Wednesday, May 28, 2008

Gallerie Rene, 207 SW Pine Street

This bright row of awnings caught my eye as we walked from the Bijou Cafe back to the Buick Saturday, after a scrumptious brunch. I found this online about the building: The Haseltine Building (1893) on the corner of Second and Pine was called in “A Century of Portland Architecture” by Thomas Vaughan and George A. McMath a “ example of Richardson Romanesque brick and stone construction...”
You can see the stone in the row of arches. Here's one of the arches that houses Gallerie Rene, an interesting art gallery that does not allow photos inside, which I certainly understand.
I did take these two photos of the front windows. If you look closely, you can see bits of what's inside. I hope to go back for one of their First Thursday shows.


1 comment:

honesty said...

Ummm....memories of art history class, and history of architecture class. Romanesque is one of my least favorites, but this Richardsonian Romanesque is an Americanized interpretation, I suppose. Those chunky (faux?) blocks on the facade are an example of "rustication". There's lots of rustication on facades in Italian architecture.

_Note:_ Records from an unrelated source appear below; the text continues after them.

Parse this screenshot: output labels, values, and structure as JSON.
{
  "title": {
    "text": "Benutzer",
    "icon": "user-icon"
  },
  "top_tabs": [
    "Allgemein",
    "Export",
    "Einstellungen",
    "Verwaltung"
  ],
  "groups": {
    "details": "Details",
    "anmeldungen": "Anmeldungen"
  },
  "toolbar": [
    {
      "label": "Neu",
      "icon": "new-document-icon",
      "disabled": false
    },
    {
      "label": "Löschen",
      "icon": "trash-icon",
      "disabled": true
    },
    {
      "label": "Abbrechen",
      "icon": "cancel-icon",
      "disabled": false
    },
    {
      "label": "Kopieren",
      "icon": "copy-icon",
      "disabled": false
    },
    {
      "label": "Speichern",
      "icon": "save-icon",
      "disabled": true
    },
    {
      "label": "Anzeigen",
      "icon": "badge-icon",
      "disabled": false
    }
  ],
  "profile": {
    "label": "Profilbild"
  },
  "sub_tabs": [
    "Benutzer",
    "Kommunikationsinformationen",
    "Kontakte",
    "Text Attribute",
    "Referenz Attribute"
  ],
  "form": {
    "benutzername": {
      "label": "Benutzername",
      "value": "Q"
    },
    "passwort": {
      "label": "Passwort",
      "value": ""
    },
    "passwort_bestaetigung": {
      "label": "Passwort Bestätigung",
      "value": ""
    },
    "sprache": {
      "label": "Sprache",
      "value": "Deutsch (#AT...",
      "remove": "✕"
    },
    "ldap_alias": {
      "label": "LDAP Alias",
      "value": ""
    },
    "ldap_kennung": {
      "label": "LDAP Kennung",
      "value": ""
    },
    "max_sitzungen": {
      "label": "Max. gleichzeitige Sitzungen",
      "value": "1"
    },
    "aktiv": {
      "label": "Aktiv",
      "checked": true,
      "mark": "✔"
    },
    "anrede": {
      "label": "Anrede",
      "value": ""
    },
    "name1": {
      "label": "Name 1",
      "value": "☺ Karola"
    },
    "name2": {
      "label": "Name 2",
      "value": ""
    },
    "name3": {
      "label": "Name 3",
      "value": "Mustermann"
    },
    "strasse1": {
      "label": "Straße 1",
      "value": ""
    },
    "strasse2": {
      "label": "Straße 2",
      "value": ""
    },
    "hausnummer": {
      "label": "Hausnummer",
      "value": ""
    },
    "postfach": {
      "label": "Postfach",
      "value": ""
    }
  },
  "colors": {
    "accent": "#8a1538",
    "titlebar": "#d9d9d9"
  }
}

I like the perspective shot of the awnings.

The building looks as if it has been cleaned on the outside.